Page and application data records
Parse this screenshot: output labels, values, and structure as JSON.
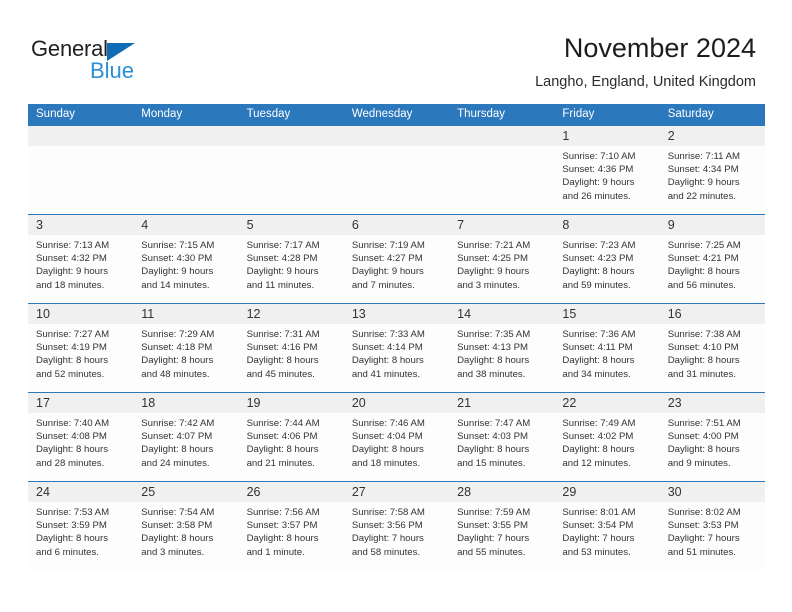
{
  "brand": {
    "name_dark": "General",
    "name_blue": "Blue",
    "dark_color": "#231f20",
    "blue_color": "#2a8fd4",
    "triangle_color": "#0f6cb5"
  },
  "header": {
    "title": "November 2024",
    "subtitle": "Langho, England, United Kingdom"
  },
  "theme": {
    "header_bg": "#2b78bd",
    "daynum_bg": "#f0f0f0",
    "cell_bg": "#fdfdfd",
    "rule_color": "#2b78bd"
  },
  "weekdays": [
    "Sunday",
    "Monday",
    "Tuesday",
    "Wednesday",
    "Thursday",
    "Friday",
    "Saturday"
  ],
  "weeks": [
    [
      {
        "day": "",
        "sunrise": "",
        "sunset": "",
        "daylight1": "",
        "daylight2": ""
      },
      {
        "day": "",
        "sunrise": "",
        "sunset": "",
        "daylight1": "",
        "daylight2": ""
      },
      {
        "day": "",
        "sunrise": "",
        "sunset": "",
        "daylight1": "",
        "daylight2": ""
      },
      {
        "day": "",
        "sunrise": "",
        "sunset": "",
        "daylight1": "",
        "daylight2": ""
      },
      {
        "day": "",
        "sunrise": "",
        "sunset": "",
        "daylight1": "",
        "daylight2": ""
      },
      {
        "day": "1",
        "sunrise": "Sunrise: 7:10 AM",
        "sunset": "Sunset: 4:36 PM",
        "daylight1": "Daylight: 9 hours",
        "daylight2": "and 26 minutes."
      },
      {
        "day": "2",
        "sunrise": "Sunrise: 7:11 AM",
        "sunset": "Sunset: 4:34 PM",
        "daylight1": "Daylight: 9 hours",
        "daylight2": "and 22 minutes."
      }
    ],
    [
      {
        "day": "3",
        "sunrise": "Sunrise: 7:13 AM",
        "sunset": "Sunset: 4:32 PM",
        "daylight1": "Daylight: 9 hours",
        "daylight2": "and 18 minutes."
      },
      {
        "day": "4",
        "sunrise": "Sunrise: 7:15 AM",
        "sunset": "Sunset: 4:30 PM",
        "daylight1": "Daylight: 9 hours",
        "daylight2": "and 14 minutes."
      },
      {
        "day": "5",
        "sunrise": "Sunrise: 7:17 AM",
        "sunset": "Sunset: 4:28 PM",
        "daylight1": "Daylight: 9 hours",
        "daylight2": "and 11 minutes."
      },
      {
        "day": "6",
        "sunrise": "Sunrise: 7:19 AM",
        "sunset": "Sunset: 4:27 PM",
        "daylight1": "Daylight: 9 hours",
        "daylight2": "and 7 minutes."
      },
      {
        "day": "7",
        "sunrise": "Sunrise: 7:21 AM",
        "sunset": "Sunset: 4:25 PM",
        "daylight1": "Daylight: 9 hours",
        "daylight2": "and 3 minutes."
      },
      {
        "day": "8",
        "sunrise": "Sunrise: 7:23 AM",
        "sunset": "Sunset: 4:23 PM",
        "daylight1": "Daylight: 8 hours",
        "daylight2": "and 59 minutes."
      },
      {
        "day": "9",
        "sunrise": "Sunrise: 7:25 AM",
        "sunset": "Sunset: 4:21 PM",
        "daylight1": "Daylight: 8 hours",
        "daylight2": "and 56 minutes."
      }
    ],
    [
      {
        "day": "10",
        "sunrise": "Sunrise: 7:27 AM",
        "sunset": "Sunset: 4:19 PM",
        "daylight1": "Daylight: 8 hours",
        "daylight2": "and 52 minutes."
      },
      {
        "day": "11",
        "sunrise": "Sunrise: 7:29 AM",
        "sunset": "Sunset: 4:18 PM",
        "daylight1": "Daylight: 8 hours",
        "daylight2": "and 48 minutes."
      },
      {
        "day": "12",
        "sunrise": "Sunrise: 7:31 AM",
        "sunset": "Sunset: 4:16 PM",
        "daylight1": "Daylight: 8 hours",
        "daylight2": "and 45 minutes."
      },
      {
        "day": "13",
        "sunrise": "Sunrise: 7:33 AM",
        "sunset": "Sunset: 4:14 PM",
        "daylight1": "Daylight: 8 hours",
        "daylight2": "and 41 minutes."
      },
      {
        "day": "14",
        "sunrise": "Sunrise: 7:35 AM",
        "sunset": "Sunset: 4:13 PM",
        "daylight1": "Daylight: 8 hours",
        "daylight2": "and 38 minutes."
      },
      {
        "day": "15",
        "sunrise": "Sunrise: 7:36 AM",
        "sunset": "Sunset: 4:11 PM",
        "daylight1": "Daylight: 8 hours",
        "daylight2": "and 34 minutes."
      },
      {
        "day": "16",
        "sunrise": "Sunrise: 7:38 AM",
        "sunset": "Sunset: 4:10 PM",
        "daylight1": "Daylight: 8 hours",
        "daylight2": "and 31 minutes."
      }
    ],
    [
      {
        "day": "17",
        "sunrise": "Sunrise: 7:40 AM",
        "sunset": "Sunset: 4:08 PM",
        "daylight1": "Daylight: 8 hours",
        "daylight2": "and 28 minutes."
      },
      {
        "day": "18",
        "sunrise": "Sunrise: 7:42 AM",
        "sunset": "Sunset: 4:07 PM",
        "daylight1": "Daylight: 8 hours",
        "daylight2": "and 24 minutes."
      },
      {
        "day": "19",
        "sunrise": "Sunrise: 7:44 AM",
        "sunset": "Sunset: 4:06 PM",
        "daylight1": "Daylight: 8 hours",
        "daylight2": "and 21 minutes."
      },
      {
        "day": "20",
        "sunrise": "Sunrise: 7:46 AM",
        "sunset": "Sunset: 4:04 PM",
        "daylight1": "Daylight: 8 hours",
        "daylight2": "and 18 minutes."
      },
      {
        "day": "21",
        "sunrise": "Sunrise: 7:47 AM",
        "sunset": "Sunset: 4:03 PM",
        "daylight1": "Daylight: 8 hours",
        "daylight2": "and 15 minutes."
      },
      {
        "day": "22",
        "sunrise": "Sunrise: 7:49 AM",
        "sunset": "Sunset: 4:02 PM",
        "daylight1": "Daylight: 8 hours",
        "daylight2": "and 12 minutes."
      },
      {
        "day": "23",
        "sunrise": "Sunrise: 7:51 AM",
        "sunset": "Sunset: 4:00 PM",
        "daylight1": "Daylight: 8 hours",
        "daylight2": "and 9 minutes."
      }
    ],
    [
      {
        "day": "24",
        "sunrise": "Sunrise: 7:53 AM",
        "sunset": "Sunset: 3:59 PM",
        "daylight1": "Daylight: 8 hours",
        "daylight2": "and 6 minutes."
      },
      {
        "day": "25",
        "sunrise": "Sunrise: 7:54 AM",
        "sunset": "Sunset: 3:58 PM",
        "daylight1": "Daylight: 8 hours",
        "daylight2": "and 3 minutes."
      },
      {
        "day": "26",
        "sunrise": "Sunrise: 7:56 AM",
        "sunset": "Sunset: 3:57 PM",
        "daylight1": "Daylight: 8 hours",
        "daylight2": "and 1 minute."
      },
      {
        "day": "27",
        "sunrise": "Sunrise: 7:58 AM",
        "sunset": "Sunset: 3:56 PM",
        "daylight1": "Daylight: 7 hours",
        "daylight2": "and 58 minutes."
      },
      {
        "day": "28",
        "sunrise": "Sunrise: 7:59 AM",
        "sunset": "Sunset: 3:55 PM",
        "daylight1": "Daylight: 7 hours",
        "daylight2": "and 55 minutes."
      },
      {
        "day": "29",
        "sunrise": "Sunrise: 8:01 AM",
        "sunset": "Sunset: 3:54 PM",
        "daylight1": "Daylight: 7 hours",
        "daylight2": "and 53 minutes."
      },
      {
        "day": "30",
        "sunrise": "Sunrise: 8:02 AM",
        "sunset": "Sunset: 3:53 PM",
        "daylight1": "Daylight: 7 hours",
        "daylight2": "and 51 minutes."
      }
    ]
  ]
}
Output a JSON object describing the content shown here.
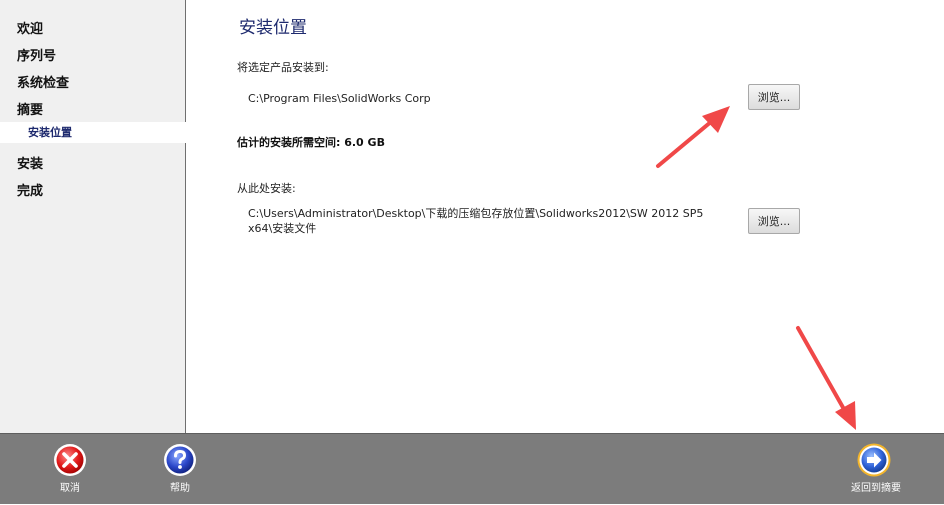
{
  "sidebar": {
    "items": [
      {
        "label": "欢迎"
      },
      {
        "label": "序列号"
      },
      {
        "label": "系统检查"
      },
      {
        "label": "摘要"
      },
      {
        "label": "安装位置"
      },
      {
        "label": "安装"
      },
      {
        "label": "完成"
      }
    ],
    "active_index": 4
  },
  "main": {
    "title": "安装位置",
    "install_to": {
      "label": "将选定产品安装到:",
      "path": "C:\\Program Files\\SolidWorks Corp",
      "browse_label": "浏览..."
    },
    "space_required": "估计的安装所需空间: 6.0 GB",
    "install_from": {
      "label": "从此处安装:",
      "path_line1": "C:\\Users\\Administrator\\Desktop\\下载的压缩包存放位置\\Solidworks2012\\SW 2012 SP5",
      "path_line2": "x64\\安装文件",
      "browse_label": "浏览..."
    }
  },
  "footer": {
    "cancel_label": "取消",
    "help_label": "帮助",
    "back_label": "返回到摘要"
  },
  "colors": {
    "sidebar_bg": "#f0f0f0",
    "title": "#1e2a6e",
    "footer_bg": "#7c7c7c",
    "annotation_arrow": "#f04848"
  },
  "icons": {
    "cancel": "red-x-circle-icon",
    "help": "blue-question-circle-icon",
    "back": "blue-arrow-right-circle-icon"
  }
}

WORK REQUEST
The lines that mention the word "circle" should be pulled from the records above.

OUTPUT
    "cancel": "red-x-circle-icon",
    "help": "blue-question-circle-icon",
    "back": "blue-arrow-right-circle-icon"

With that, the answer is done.